Baby Driver

Let’s get real: I have an attention problem. When I go to see a movie, I usually find it impossible to stay off my phone and pay attention 100% of the time; however, that wasn’t the case during Baby Driver. From the very moment the movie started, I was entranced.

Baby Driver is a crime-action movie directed by Edgar Wright and starring Ansel Elgort. It follows a getaway driver named Baby who is constantly listening to music, with his ever-present earbuds.

The film tells the totally compelling story of someone with a good heart who is involved in dangerous work against his will, and his attempts to live a normal life.

There wasn’t a moment of boredom. The plot and action were completely intertwined with the unique use of music: every gunshot was on a beat, certain lyrics would show up on surrounding walls, and the song topics would correlate to the mood of the film.

The beginning car chase was a clear-cut, adrenaline-inducing frenzy that was sharply choreographed, as was the rest of the movie. Baby Driver is an exciting summer movie you won’t want to miss.


Director Christopher Nolan’s “Dunkirk’ brings the dramatic tale of the Dunkirk evacuation to life. Since the movie’s opening on July 21, Dunkirk has grossed a whopping $412.20 million worldwide and topped the charts as this summer’s number one, non-franchise movie. Lead actors Fionn Whitehead (Tommy), Jack Lowden (Collins), Aneurin Barnard (Gibson) and Harry Styles (Alex) tell the story of union soldiers waiting to be rescued after being cornered on the beach in Dunkirk, France.

With its unique combination of music and sound effects, Hans Zimmer’s score pulls the audience from their seat, into the movie, giving the audience the feeling as if they are in the cockpit during the heart-racing scenes of aerial fighting scenes or struggling alongside the trapped soldiers. Dunkirk has a wide spread amount of fears built in to the scenes, making the movie seem not like a war film, but more of an intense survival movie. The film wasn’t only intense for the audience, but also for the actors as Harry Styles told Variety magazine, “Honestly, they made the world around you, so it was so intense.”

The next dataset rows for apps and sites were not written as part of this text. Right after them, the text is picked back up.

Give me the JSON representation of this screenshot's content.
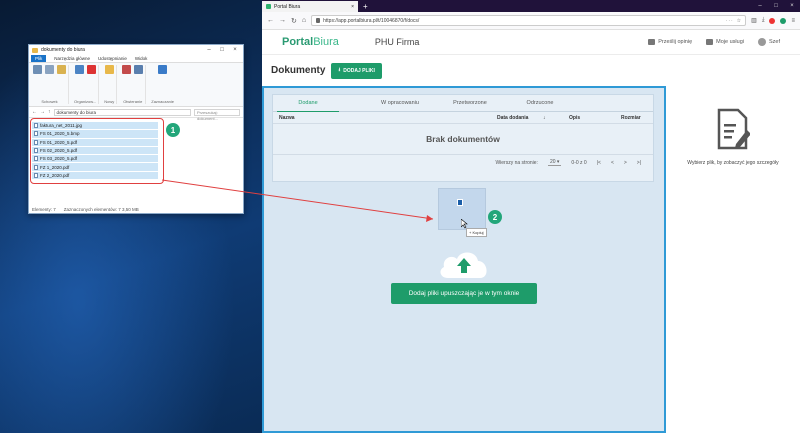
{
  "explorer": {
    "title": "dokumenty do biura",
    "tabs": [
      "Plik",
      "Narzędzia główne",
      "Udostępnianie",
      "Widok"
    ],
    "ribbon_groups": [
      "Schowek",
      "Organizow...",
      "Nowy",
      "Otwieranie",
      "Zaznaczanie"
    ],
    "ribbon_items": [
      "Przypnij do paska Szybki dostęp",
      "Kopiuj",
      "Wklej",
      "Nowy",
      "Właściwości",
      "Zaznaczanie"
    ],
    "address": "dokumenty do biura",
    "search_placeholder": "Przeszukaj: dokument...",
    "files": [
      "faktura_net_2011.jpg",
      "FS 01_2020_5.bmp",
      "FS 01_2020_5.pdf",
      "FS 02_2020_5.pdf",
      "FS 03_2020_5.pdf",
      "FZ 1_2020.pdf",
      "FZ 2_2020.pdf"
    ],
    "status_items": "Elementy: 7",
    "status_selected": "Zaznaczonych elementów: 7  3,50 MB",
    "badge": "1"
  },
  "browser": {
    "tab_title": "Portal Biura",
    "url": "https://app.portalbiura.pl/t/10046870/f/docs/",
    "new_tab": "+"
  },
  "app": {
    "logo_portal": "Portal",
    "logo_biura": "Biura",
    "company": "PHU Firma",
    "header_links": [
      "Prześlij opinię",
      "Moje usługi",
      "Szef"
    ],
    "page_title": "Dokumenty",
    "add_button": "DODAJ PLIKI",
    "tabs": [
      "Dodane",
      "W opracowaniu",
      "Przetworzone",
      "Odrzucone"
    ],
    "columns": [
      "Nazwa",
      "Data dodania",
      "Opis",
      "Rozmiar"
    ],
    "empty_message": "Brak dokumentów",
    "rows_per_page_label": "Wierszy na stronie:",
    "rows_per_page": "20",
    "range": "0-0 z 0",
    "drop_button": "Dodaj pliki upuszczając je w tym oknie",
    "copy_tip": "Kopiuj",
    "badge": "2",
    "right_hint": "Wybierz plik, by zobaczyć jego szczegóły"
  },
  "colors": {
    "accent": "#1e9c6a",
    "drop_border": "#2f9ad6",
    "annotation": "#e04040"
  }
}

The film’s plot remains true to the stressful events of the Battle of Dunkirk. The leaflets seen at the beginning of the film, other than being in color, hold the same message of the leaflets of the German army. Nolan also made sure that the characters in the film held a true role in the battle. We see that Styles’ ‘Alex,’ Whitehead’s ‘Tommy,’ and Kenneth Branagh’s ‘Commander Bolton’ were all based off actual allied soldiers.

The Glass Castle

Eleven years after the release of Author Jeannette Walls’ best-selling memoir the Glass Castle made it to the big screen. Since its opening on Aug. 11, it brought in almost $16 million worldwide.

Brie Larson plays adult Jeannette, Woody Harrelson plays Jeannette’s father ‘Rex,’ and Naomi Watts plays Rosemary, Jeannette’s mother, keeping the audience on the edge of their seats with the dramatic telling of Walls’ dysfunctional family.

So how does the film compare to the memoir? The Glass Castle movie’s plot stays true to the memoir’s plot. The only real differences being the first scene ( the film opens in a different time of Walls’ life than the book), her fiancé wasn’t wealthy New Yorker David, but Eric Goldberg, and most importantly, the film cuts out a large majority of Walls’ life- her siblings. Throughout the memoir, Walls addresses her closeness with her siblings as they grow up in their eccentric lifestyle.

“I cried when I saw Woody Harrelson in character for the first time on the set. It was a very dramatic scene. It was Brie Larson—that would be me—coming down the stairs, and he asked her to stay. I love Woody Harrelson. He is a fine actor. I thought he’d do fine in the role, but when I saw him in character, I gasped. I gasped kind of loudly. Luckily, I was far enough away that he didn’t hear me. I was shaking, because he had the body language,” Walls said in an interview with Vanity Fair magazine.